For each line of the listing that contains "Room", make a copy and return it.

--- START ---

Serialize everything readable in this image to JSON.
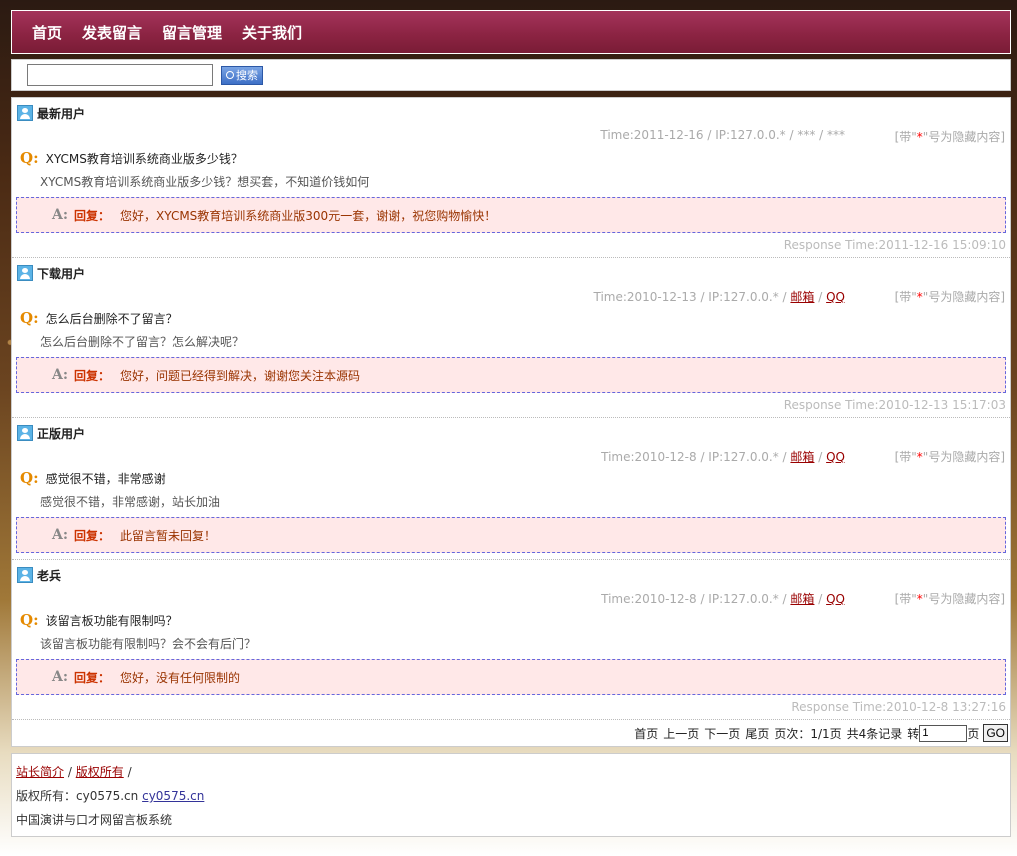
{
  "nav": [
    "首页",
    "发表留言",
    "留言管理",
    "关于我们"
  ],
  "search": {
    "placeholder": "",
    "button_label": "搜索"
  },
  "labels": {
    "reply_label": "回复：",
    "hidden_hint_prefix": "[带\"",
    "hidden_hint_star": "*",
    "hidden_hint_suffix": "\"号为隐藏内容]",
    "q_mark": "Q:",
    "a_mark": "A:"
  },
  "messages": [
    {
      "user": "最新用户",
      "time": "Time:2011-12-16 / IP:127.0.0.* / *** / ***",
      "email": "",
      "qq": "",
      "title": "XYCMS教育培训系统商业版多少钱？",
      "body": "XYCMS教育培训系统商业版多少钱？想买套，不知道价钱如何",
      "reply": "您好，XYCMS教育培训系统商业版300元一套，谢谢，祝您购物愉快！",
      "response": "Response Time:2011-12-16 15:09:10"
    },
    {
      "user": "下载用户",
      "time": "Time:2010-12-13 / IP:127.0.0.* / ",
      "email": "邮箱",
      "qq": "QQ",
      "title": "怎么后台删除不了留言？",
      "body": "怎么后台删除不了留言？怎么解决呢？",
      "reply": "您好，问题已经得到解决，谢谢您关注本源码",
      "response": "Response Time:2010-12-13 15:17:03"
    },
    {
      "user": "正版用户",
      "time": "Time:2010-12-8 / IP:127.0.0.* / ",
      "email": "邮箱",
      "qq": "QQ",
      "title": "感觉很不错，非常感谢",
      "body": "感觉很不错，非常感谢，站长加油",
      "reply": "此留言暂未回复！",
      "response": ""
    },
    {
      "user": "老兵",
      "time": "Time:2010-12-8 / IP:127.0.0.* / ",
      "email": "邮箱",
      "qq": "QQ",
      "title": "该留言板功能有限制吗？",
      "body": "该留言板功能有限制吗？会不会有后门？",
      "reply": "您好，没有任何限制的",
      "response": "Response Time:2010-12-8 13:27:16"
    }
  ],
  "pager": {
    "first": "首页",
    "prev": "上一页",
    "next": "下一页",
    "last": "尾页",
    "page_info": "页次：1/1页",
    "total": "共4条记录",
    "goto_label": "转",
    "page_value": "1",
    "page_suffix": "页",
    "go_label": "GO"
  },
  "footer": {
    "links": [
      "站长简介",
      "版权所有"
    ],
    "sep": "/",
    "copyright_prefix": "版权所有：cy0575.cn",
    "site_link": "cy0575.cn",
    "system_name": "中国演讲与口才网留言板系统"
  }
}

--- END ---
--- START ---

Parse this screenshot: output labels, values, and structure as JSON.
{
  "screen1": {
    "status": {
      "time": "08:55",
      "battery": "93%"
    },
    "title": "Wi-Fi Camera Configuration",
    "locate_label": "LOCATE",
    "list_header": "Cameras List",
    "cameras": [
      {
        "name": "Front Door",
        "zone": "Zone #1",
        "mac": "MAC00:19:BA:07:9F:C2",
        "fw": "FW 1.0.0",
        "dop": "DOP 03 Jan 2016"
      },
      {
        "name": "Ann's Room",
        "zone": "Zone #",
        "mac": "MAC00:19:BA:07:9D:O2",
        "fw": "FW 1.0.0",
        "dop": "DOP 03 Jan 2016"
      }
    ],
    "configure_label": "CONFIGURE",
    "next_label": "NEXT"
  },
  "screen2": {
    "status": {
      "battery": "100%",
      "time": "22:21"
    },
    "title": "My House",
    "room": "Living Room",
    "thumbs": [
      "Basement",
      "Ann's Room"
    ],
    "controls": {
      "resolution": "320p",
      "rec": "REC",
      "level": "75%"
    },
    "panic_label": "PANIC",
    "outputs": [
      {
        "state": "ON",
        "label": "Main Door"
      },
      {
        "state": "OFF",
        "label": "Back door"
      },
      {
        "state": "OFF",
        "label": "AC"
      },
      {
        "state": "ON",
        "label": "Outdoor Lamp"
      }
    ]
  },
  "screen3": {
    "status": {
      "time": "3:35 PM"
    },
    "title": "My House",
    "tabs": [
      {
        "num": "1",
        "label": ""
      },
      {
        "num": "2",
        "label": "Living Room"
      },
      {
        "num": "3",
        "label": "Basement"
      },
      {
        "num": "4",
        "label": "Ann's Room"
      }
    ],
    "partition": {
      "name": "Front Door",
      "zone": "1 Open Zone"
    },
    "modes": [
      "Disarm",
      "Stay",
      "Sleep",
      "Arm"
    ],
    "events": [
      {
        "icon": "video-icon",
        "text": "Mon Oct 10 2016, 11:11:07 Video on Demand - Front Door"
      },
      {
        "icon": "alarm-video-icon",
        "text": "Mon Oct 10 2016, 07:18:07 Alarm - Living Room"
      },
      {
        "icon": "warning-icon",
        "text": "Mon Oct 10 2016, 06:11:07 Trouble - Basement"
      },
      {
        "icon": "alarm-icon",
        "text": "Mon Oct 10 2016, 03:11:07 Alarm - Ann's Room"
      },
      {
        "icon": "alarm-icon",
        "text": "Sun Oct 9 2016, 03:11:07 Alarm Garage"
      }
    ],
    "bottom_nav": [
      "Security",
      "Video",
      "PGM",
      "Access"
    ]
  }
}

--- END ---

### COMPLETED EXERCISE
        "name": "Ann's Room",
    "room": "Living Room",
      "Ann's Room"
        "label": "Living Room"
        "label": "Ann's Room"
        "text": "Mon Oct 10 2016, 07:18:07 Alarm - Living Room"
        "text": "Mon Oct 10 2016, 03:11:07 Alarm - Ann's Room"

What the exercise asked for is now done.